Items from a data source
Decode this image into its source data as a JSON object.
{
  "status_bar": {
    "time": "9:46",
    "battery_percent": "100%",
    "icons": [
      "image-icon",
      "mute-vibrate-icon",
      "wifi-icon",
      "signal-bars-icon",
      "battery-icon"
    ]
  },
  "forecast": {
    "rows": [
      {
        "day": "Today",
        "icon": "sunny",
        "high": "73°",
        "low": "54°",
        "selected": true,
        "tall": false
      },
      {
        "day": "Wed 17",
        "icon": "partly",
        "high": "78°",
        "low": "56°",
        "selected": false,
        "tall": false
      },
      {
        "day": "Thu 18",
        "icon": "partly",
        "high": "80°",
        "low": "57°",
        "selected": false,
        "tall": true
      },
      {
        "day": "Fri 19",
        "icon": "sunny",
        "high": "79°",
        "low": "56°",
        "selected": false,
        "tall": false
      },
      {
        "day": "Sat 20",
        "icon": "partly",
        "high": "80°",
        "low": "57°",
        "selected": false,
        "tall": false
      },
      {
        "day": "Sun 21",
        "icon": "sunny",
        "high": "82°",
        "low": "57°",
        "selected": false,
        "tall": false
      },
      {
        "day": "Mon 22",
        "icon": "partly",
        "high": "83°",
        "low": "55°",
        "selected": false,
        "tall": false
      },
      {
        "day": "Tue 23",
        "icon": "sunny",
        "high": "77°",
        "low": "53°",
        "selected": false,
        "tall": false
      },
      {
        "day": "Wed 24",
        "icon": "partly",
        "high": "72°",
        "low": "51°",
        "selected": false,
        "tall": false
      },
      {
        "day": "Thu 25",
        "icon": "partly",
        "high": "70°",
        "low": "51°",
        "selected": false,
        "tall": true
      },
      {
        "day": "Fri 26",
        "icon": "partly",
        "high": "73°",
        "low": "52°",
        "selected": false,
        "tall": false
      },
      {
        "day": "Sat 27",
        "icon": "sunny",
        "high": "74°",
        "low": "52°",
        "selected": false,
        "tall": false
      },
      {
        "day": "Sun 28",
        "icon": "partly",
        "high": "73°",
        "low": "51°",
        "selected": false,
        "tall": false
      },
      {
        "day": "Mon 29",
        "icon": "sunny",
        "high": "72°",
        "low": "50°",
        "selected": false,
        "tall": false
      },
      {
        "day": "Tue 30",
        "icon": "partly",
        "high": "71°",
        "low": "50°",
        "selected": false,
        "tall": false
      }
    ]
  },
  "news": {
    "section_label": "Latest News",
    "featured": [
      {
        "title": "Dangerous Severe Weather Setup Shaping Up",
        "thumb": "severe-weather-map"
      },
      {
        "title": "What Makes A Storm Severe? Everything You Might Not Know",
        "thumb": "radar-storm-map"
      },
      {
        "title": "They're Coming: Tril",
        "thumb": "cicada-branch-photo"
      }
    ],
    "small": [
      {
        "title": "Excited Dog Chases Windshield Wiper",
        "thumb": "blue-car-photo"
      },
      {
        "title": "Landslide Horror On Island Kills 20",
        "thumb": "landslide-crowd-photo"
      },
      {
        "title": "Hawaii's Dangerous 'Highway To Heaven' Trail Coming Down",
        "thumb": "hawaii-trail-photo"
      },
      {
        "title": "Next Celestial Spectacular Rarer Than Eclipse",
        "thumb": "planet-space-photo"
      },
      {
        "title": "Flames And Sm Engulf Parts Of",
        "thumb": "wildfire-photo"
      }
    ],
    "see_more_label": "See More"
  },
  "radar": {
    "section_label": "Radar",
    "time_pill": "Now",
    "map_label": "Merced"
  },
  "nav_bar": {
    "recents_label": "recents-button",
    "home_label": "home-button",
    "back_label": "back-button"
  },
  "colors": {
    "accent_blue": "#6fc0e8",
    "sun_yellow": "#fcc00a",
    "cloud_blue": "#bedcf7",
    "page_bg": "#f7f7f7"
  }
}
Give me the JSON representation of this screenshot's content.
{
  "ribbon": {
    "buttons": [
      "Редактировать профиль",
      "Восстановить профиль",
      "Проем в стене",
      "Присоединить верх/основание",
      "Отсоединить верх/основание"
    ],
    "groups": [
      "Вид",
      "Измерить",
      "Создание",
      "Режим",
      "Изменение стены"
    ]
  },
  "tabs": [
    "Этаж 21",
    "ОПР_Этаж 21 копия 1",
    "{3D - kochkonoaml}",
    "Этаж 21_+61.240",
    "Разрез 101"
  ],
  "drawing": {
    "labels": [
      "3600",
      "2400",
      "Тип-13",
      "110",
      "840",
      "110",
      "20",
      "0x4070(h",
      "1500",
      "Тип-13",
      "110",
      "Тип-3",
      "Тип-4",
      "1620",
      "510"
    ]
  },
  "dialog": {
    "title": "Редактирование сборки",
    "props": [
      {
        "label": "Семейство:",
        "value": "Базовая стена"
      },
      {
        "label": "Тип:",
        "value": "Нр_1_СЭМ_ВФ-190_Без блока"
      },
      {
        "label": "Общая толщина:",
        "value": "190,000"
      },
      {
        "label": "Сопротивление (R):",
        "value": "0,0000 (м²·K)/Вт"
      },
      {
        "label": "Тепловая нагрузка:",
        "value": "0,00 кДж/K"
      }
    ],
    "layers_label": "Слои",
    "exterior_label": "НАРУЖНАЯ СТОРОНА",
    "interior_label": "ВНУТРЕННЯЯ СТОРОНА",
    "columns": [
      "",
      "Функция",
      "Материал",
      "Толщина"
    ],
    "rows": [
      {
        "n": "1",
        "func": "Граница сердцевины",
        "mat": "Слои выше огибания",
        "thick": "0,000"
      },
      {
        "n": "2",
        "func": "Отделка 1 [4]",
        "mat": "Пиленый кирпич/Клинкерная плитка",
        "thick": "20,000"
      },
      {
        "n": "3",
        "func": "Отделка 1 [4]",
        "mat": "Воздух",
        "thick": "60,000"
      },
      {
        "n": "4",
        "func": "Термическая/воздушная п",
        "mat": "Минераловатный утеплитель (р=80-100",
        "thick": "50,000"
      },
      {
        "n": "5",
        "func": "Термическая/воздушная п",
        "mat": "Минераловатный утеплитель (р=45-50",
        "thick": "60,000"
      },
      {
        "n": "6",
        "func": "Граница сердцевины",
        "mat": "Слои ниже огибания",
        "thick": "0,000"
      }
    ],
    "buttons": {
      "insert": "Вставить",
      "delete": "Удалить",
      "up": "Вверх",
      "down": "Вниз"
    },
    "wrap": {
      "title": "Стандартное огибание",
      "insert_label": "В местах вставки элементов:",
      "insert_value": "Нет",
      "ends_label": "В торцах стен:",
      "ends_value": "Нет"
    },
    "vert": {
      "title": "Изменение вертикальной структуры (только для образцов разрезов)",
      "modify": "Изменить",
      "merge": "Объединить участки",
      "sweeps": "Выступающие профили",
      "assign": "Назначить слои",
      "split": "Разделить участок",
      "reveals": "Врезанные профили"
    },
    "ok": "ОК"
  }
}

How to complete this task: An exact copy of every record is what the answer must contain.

Task response:
Decode this image into its source data as a JSON object.
{
  "status_bar": {
    "time": "9:46",
    "battery_percent": "100%",
    "icons": [
      "image-icon",
      "mute-vibrate-icon",
      "wifi-icon",
      "signal-bars-icon",
      "battery-icon"
    ]
  },
  "forecast": {
    "rows": [
      {
        "day": "Today",
        "icon": "sunny",
        "high": "73°",
        "low": "54°",
        "selected": true,
        "tall": false
      },
      {
        "day": "Wed 17",
        "icon": "partly",
        "high": "78°",
        "low": "56°",
        "selected": false,
        "tall": false
      },
      {
        "day": "Thu 18",
        "icon": "partly",
        "high": "80°",
        "low": "57°",
        "selected": false,
        "tall": true
      },
      {
        "day": "Fri 19",
        "icon": "sunny",
        "high": "79°",
        "low": "56°",
        "selected": false,
        "tall": false
      },
      {
        "day": "Sat 20",
        "icon": "partly",
        "high": "80°",
        "low": "57°",
        "selected": false,
        "tall": false
      },
      {
        "day": "Sun 21",
        "icon": "sunny",
        "high": "82°",
        "low": "57°",
        "selected": false,
        "tall": false
      },
      {
        "day": "Mon 22",
        "icon": "partly",
        "high": "83°",
        "low": "55°",
        "selected": false,
        "tall": false
      },
      {
        "day": "Tue 23",
        "icon": "sunny",
        "high": "77°",
        "low": "53°",
        "selected": false,
        "tall": false
      },
      {
        "day": "Wed 24",
        "icon": "partly",
        "high": "72°",
        "low": "51°",
        "selected": false,
        "tall": false
      },
      {
        "day": "Thu 25",
        "icon": "partly",
        "high": "70°",
        "low": "51°",
        "selected": false,
        "tall": true
      },
      {
        "day": "Fri 26",
        "icon": "partly",
        "high": "73°",
        "low": "52°",
        "selected": false,
        "tall": false
      },
      {
        "day": "Sat 27",
        "icon": "sunny",
        "high": "74°",
        "low": "52°",
        "selected": false,
        "tall": false
      },
      {
        "day": "Sun 28",
        "icon": "partly",
        "high": "73°",
        "low": "51°",
        "selected": false,
        "tall": false
      },
      {
        "day": "Mon 29",
        "icon": "sunny",
        "high": "72°",
        "low": "50°",
        "selected": false,
        "tall": false
      },
      {
        "day": "Tue 30",
        "icon": "partly",
        "high": "71°",
        "low": "50°",
        "selected": false,
        "tall": false
      }
    ]
  },
  "news": {
    "section_label": "Latest News",
    "featured": [
      {
        "title": "Dangerous Severe Weather Setup Shaping Up",
        "thumb": "severe-weather-map"
      },
      {
        "title": "What Makes A Storm Severe? Everything You Might Not Know",
        "thumb": "radar-storm-map"
      },
      {
        "title": "They're Coming: Tril",
        "thumb": "cicada-branch-photo"
      }
    ],
    "small": [
      {
        "title": "Excited Dog Chases Windshield Wiper",
        "thumb": "blue-car-photo"
      },
      {
        "title": "Landslide Horror On Island Kills 20",
        "thumb": "landslide-crowd-photo"
      },
      {
        "title": "Hawaii's Dangerous 'Highway To Heaven' Trail Coming Down",
        "thumb": "hawaii-trail-photo"
      },
      {
        "title": "Next Celestial Spectacular Rarer Than Eclipse",
        "thumb": "planet-space-photo"
      },
      {
        "title": "Flames And Sm Engulf Parts Of",
        "thumb": "wildfire-photo"
      }
    ],
    "see_more_label": "See More"
  },
  "radar": {
    "section_label": "Radar",
    "time_pill": "Now",
    "map_label": "Merced"
  },
  "nav_bar": {
    "recents_label": "recents-button",
    "home_label": "home-button",
    "back_label": "back-button"
  },
  "colors": {
    "accent_blue": "#6fc0e8",
    "sun_yellow": "#fcc00a",
    "cloud_blue": "#bedcf7",
    "page_bg": "#f7f7f7"
  }
}
Give me the JSON representation of this screenshot's content.
{
  "ribbon": {
    "buttons": [
      "Редактировать профиль",
      "Восстановить профиль",
      "Проем в стене",
      "Присоединить верх/основание",
      "Отсоединить верх/основание"
    ],
    "groups": [
      "Вид",
      "Измерить",
      "Создание",
      "Режим",
      "Изменение стены"
    ]
  },
  "tabs": [
    "Этаж 21",
    "ОПР_Этаж 21 копия 1",
    "{3D - kochkonoaml}",
    "Этаж 21_+61.240",
    "Разрез 101"
  ],
  "drawing": {
    "labels": [
      "3600",
      "2400",
      "Тип-13",
      "110",
      "840",
      "110",
      "20",
      "0x4070(h",
      "1500",
      "Тип-13",
      "110",
      "Тип-3",
      "Тип-4",
      "1620",
      "510"
    ]
  },
  "dialog": {
    "title": "Редактирование сборки",
    "props": [
      {
        "label": "Семейство:",
        "value": "Базовая стена"
      },
      {
        "label": "Тип:",
        "value": "Нр_1_СЭМ_ВФ-190_Без блока"
      },
      {
        "label": "Общая толщина:",
        "value": "190,000"
      },
      {
        "label": "Сопротивление (R):",
        "value": "0,0000 (м²·K)/Вт"
      },
      {
        "label": "Тепловая нагрузка:",
        "value": "0,00 кДж/K"
      }
    ],
    "layers_label": "Слои",
    "exterior_label": "НАРУЖНАЯ СТОРОНА",
    "interior_label": "ВНУТРЕННЯЯ СТОРОНА",
    "columns": [
      "",
      "Функция",
      "Материал",
      "Толщина"
    ],
    "rows": [
      {
        "n": "1",
        "func": "Граница сердцевины",
        "mat": "Слои выше огибания",
        "thick": "0,000"
      },
      {
        "n": "2",
        "func": "Отделка 1 [4]",
        "mat": "Пиленый кирпич/Клинкерная плитка",
        "thick": "20,000"
      },
      {
        "n": "3",
        "func": "Отделка 1 [4]",
        "mat": "Воздух",
        "thick": "60,000"
      },
      {
        "n": "4",
        "func": "Термическая/воздушная п",
        "mat": "Минераловатный утеплитель (р=80-100",
        "thick": "50,000"
      },
      {
        "n": "5",
        "func": "Термическая/воздушная п",
        "mat": "Минераловатный утеплитель (р=45-50",
        "thick": "60,000"
      },
      {
        "n": "6",
        "func": "Граница сердцевины",
        "mat": "Слои ниже огибания",
        "thick": "0,000"
      }
    ],
    "buttons": {
      "insert": "Вставить",
      "delete": "Удалить",
      "up": "Вверх",
      "down": "Вниз"
    },
    "wrap": {
      "title": "Стандартное огибание",
      "insert_label": "В местах вставки элементов:",
      "insert_value": "Нет",
      "ends_label": "В торцах стен:",
      "ends_value": "Нет"
    },
    "vert": {
      "title": "Изменение вертикальной структуры (только для образцов разрезов)",
      "modify": "Изменить",
      "merge": "Объединить участки",
      "sweeps": "Выступающие профили",
      "assign": "Назначить слои",
      "split": "Разделить участок",
      "reveals": "Врезанные профили"
    },
    "ok": "ОК"
  }
}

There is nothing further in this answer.